Craters of the Moon National Monument embraces some 54,000 acres of lava country and a small portion of the Pioneer Mountains in southern Idaho. The climate here is semi-arid. Elevation ranges from 7,700 feet to 5,300 feet. The elevation at the monument's headquarters is nearly 6,000 feet. The weather is prone to extremes--hot, dry, and windy summers are followed by cold, dry, and windy winters. Most of the monument's precipitation, seventeen inches a year, falls as snow and drifts across the volcanic landscape. In the clear and rarified air of the high desert, sunlight seems to almost be absorbed by the dark flows and formations, casting all things in shadow. At other times, especially in the morning and evening, light glances off the chaos of twisted, broken, and billowed lava terrain in an array of captivating colors.

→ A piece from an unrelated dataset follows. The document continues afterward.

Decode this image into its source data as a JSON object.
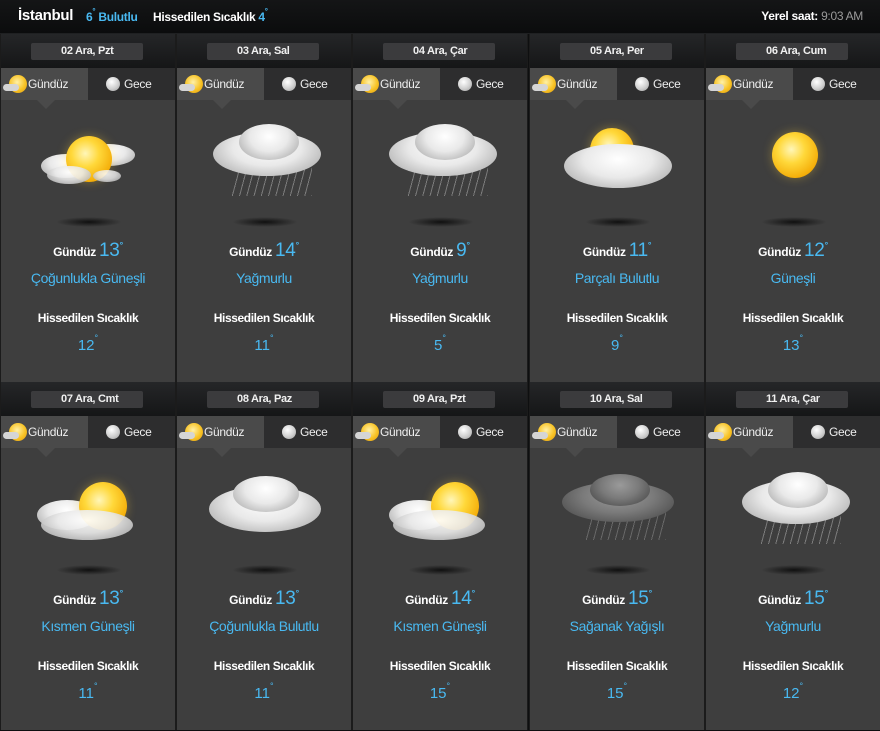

Running across the monument's northwestern corner, U.S. Highway 20-26-93 links Craters of the Moon to the population centers of Idaho Falls, Twin Falls, and Pocatello, all of which are some two hours away. The highway also routes tourists between Yellowstone National Park and Sun Valley, two popular destinations and the sources of many monument visitors.
Craters of the Moon occupies land in two counties. Some 13,300 acres lie within Blaine County, and some 40,200 acres lie within Butte County. Butte County, a rural area, contains the small community of Arco, the nearest town to the monument.

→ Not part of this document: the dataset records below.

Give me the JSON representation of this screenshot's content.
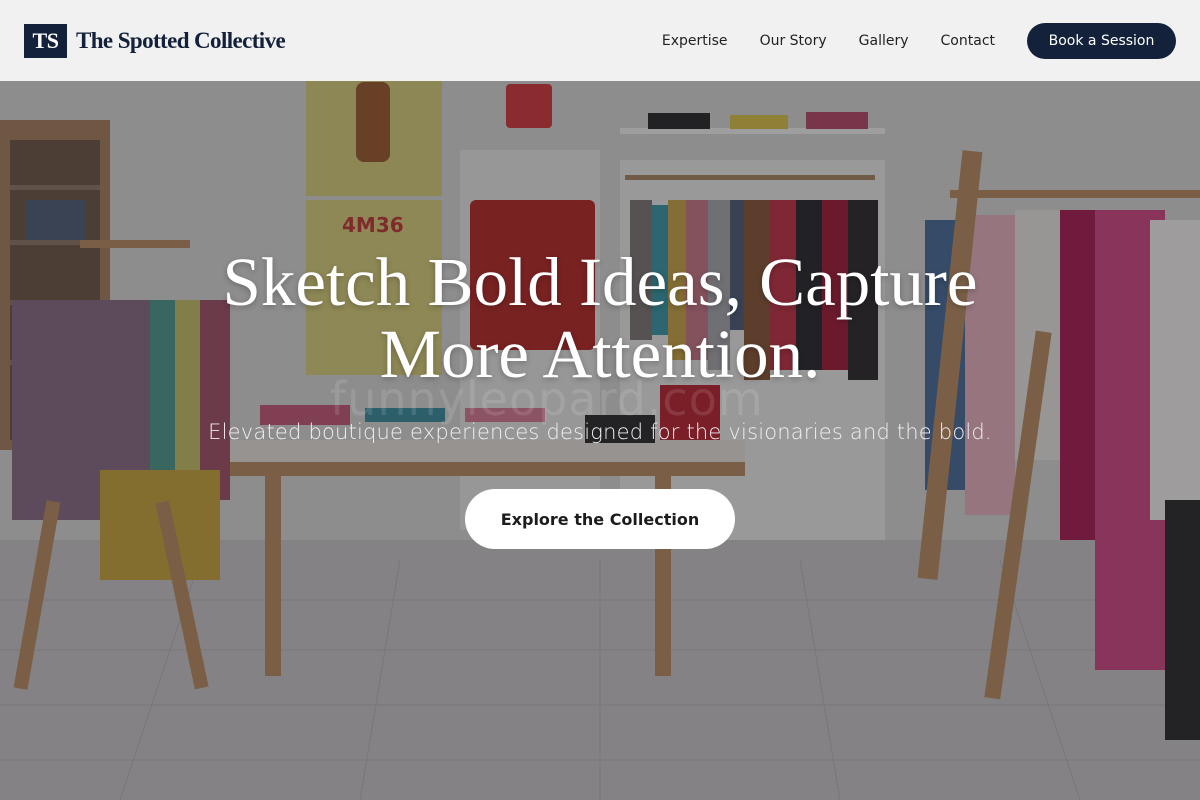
{
  "brand": {
    "mark": "TS",
    "name": "The Spotted Collective"
  },
  "nav": {
    "links": [
      {
        "label": "Expertise"
      },
      {
        "label": "Our Story"
      },
      {
        "label": "Gallery"
      },
      {
        "label": "Contact"
      }
    ],
    "cta_label": "Book a Session"
  },
  "hero": {
    "title_line1": "Sketch Bold Ideas, Capture",
    "title_line2": "More Attention.",
    "subtitle": "Elevated boutique experiences designed for the visionaries and the bold.",
    "cta_label": "Explore the Collection",
    "poster_text": "4M36",
    "watermark": "funnyleopard.com"
  },
  "colors": {
    "primary": "#14213a",
    "header_bg": "#f8f8f8",
    "cta_bg": "#ffffff"
  }
}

Arco, the county seat, is eighteen miles northeast of the monument, offers a full range of services, and is considered the gateway town to Craters of the Moon.
President Calvin Coolidge signed the proclamation establishing the monument on May 2, 1924. According to that proclamation, Craters of the Moon's purpose is to preserve an area of unusual scientific and educational value and interest
which contains a remarkable fissure eruption together with its associated volcanic cones, craters, rifts, lava flows, caves, natural bridges, and other phenomena characteristic of volcanic action; and...has a weird and scenic landscape peculiar to itself.
Craters of the Moon is considered geologically significant because it preserves some of the world's best, youngest, and most exposed examples of basaltic volcanism in a small geographic area. Lava welled up from fissures along the Great Rift, which was designated a national natural landmark in 1971. Thirteen miles of the Great Rift lie within the monument. The Rift is the source of the Craters of the Moon Lava Field, composed of more than sixty lava flows, twenty-five cinder cones, and eight eruptive vents. The monument's boundaries enclose the northern corner of this vast field. Hardly a lifeless volcanic region, the monument is home to some fifty mammals and 150 bird species. More than three hundred plant species are native to Craters of the Moon. Surface water, however, is scarce and is found in lava depressions scattered throughout the area. Ice and snow, insulated in lava cavities, can be found throughout the year.